In issue no. n°321, the magazine ESPACES published a sociological analysis by Anaïs Rocci (Project Manager at 6t) on mobility behaviours and, notably, hindrances to changes in tourism travel behaviours. Below are some excerpts from the article:
Nowadays, the car is the preferred means of transport for long-distance travel for tourism purposes. It is, all the same, a means of transport that is polluting, dangerous, etc… It is not straightforward to change user habits. To provide incentives for the use of public transport (train travel in particular), it is necessary to act across the travel chain, from the point of departure to the point of arrival, as well as on site, during the stay.
Understanding obstacles to behavioural change
Within our thesis work on obstacles to changes in behaviour, we have picked out two types of obstacles:

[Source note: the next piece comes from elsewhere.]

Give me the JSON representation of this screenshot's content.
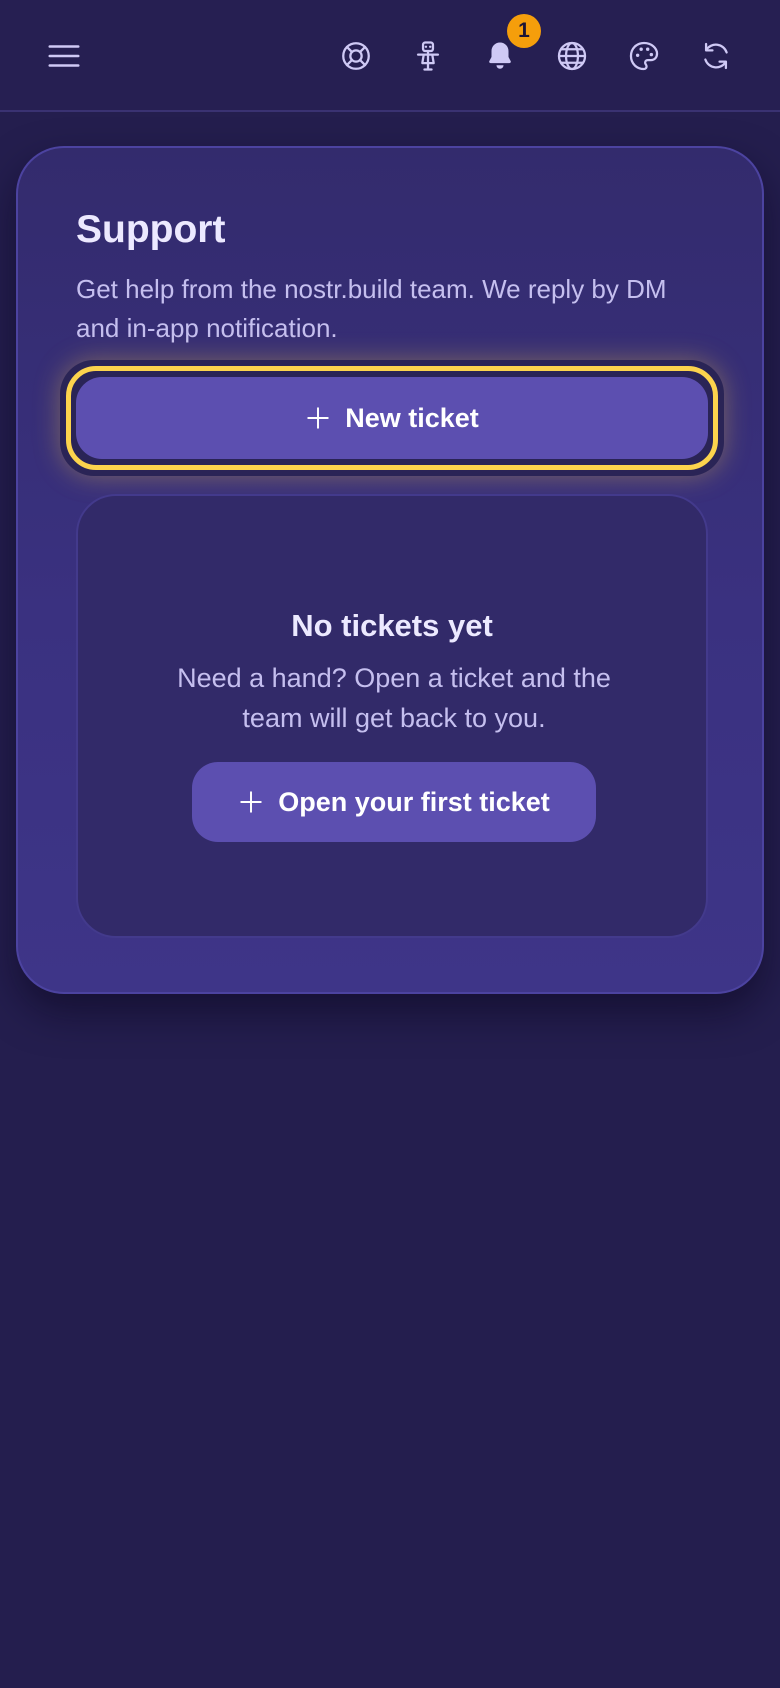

- Extrinsic obstacles : these relate back to contextual and structural effects, linked with life cycles (family and professional circumstances, localisation and education effects) are well as to the array of transportation and services available and the accessibility of the localisation and destination places.
- Instrinsic obstacles : these, in turn, relate back to lived experiences, preferences, obligations and individual perceptions on different means of transport. Users tend to be satisfied with the mode of transport they are familiar with, to be set in their ways, and not think about other ways of getting around. Once the habit is established, the breadth of possibilities is restricted. Usage becomes a reflex, the car is used systematically, without the users even thinking about an alternative solution.
While extrinsic obligations have an obvious impact on choosing a means of transport, it is intrinsic criteria that enable an understanding of emotional attachment to a mode of transport, and which make deciding against using a car difficult, or even unthinkable.
Far from contesting the theories which make means of transport choices weigh down on social and economic obligations related to income and to localisations, other, more qualitative factors must be taken into consideration to bring about changes in behaviour. Thereby, individuals are performing a strategic calculation according to an “overall cost” of travel, which is monetary, time-based, sensory (pleasure, comfort, freedom, etc) social (norms set by a group to which one belongs, influence), and psychological or cognitive (stress, fatigue, safety, autonomy, etc.).
Tourism mobility: car trip is preferred to train trip
Travel for pleasure or tourism being occasional, users are doubtless let set in rigid habits. Nevertheless, they often favour car travel, either because they retain a reflex of travelling by car and do not necessarily ponder acting differently, or whether they consider this mean of transport to be the most relevant. And, while train travel is more spontaneously planned for long-distance pleasure travel than for everyday travel, many obstacles to its usage remain.
Even where car travel is perceived as an expensive means of transport, it appears as less expensive than train travel. And where various restrictions (schedules, freedom, stops, etc) are added to a cost which is deemed excessive, users will find few reasons to opt for the train. After making the calculation themselves, or relying on internet sites which provide this information, such as Mappy or Viamichelin, users note that the train, when taken on an occasional basis, is more expensive than car travel.
Consequently, certain people prefer to prioritise direct travel by car, irrespective of the possible variations in travel time, rather than these multiple means of transport which make a trip complicated, costly, rather uncomfortable, and even stressful. Added to this are restrictions on transporting baggage, which can at times be very cumbersome (e.g. skiing equipment), between each mode of transport used, as is the need to walk, albeit a few hundred meters, with a load, in cases where there are no transport solutions to the destination within the final kilometer.
Some avenues of thought to change practices
Faced with the implications of the choice between means of transport, and the various hindrances alluded to, solutions should be delivered surrounding alternative means of transport which make using public transport easy for tourism travel.
What is at hand, more generally, is to encourage changes in mobility practices. The issue of more durable mobility is inseparable from the articulation of different means of transport, whether individual, collective, shared, public or private. The complementarity of means of travel foments the development of a multi-means mobility system, and, simultaneously, intermodal usage. Added to this is the fact of resorting to means of mobility management which aim to change behaviour (e.g.: individual marketing).”
Focus on : Personalised guidance tools to change mobility behaviours.
Personalised guidance and advice may prove necessary to encourage a genuine change in practices and in mentalities. At 6t, we implemented this type of volontary travel behaviour change program in Picardie Region (France) from 2012 to 2014 to encourage new users to travel by train. This operation consisted in monitoring a sample of volunteer motorists to incentivise them to use their car less, whether this was for their everyday travel, their leisure travel, or for both. After a diagnostic process of their practices and mobility, they were able to try the train for free for one month. Several results monitoring operations (two months, five months and over one year after the experiment) enabled an evaluation of the operation’s impact and its continuity.
The results as regards a modal shift from car usage towards train usage are significant, as 30% of people in the sample have carried on using the train regularly several times a month over one year after the experiment.
To read the full article in French: “Acting across the whole transport chain to reduce the use of the car for tourism purposes” (content requiring a purchase)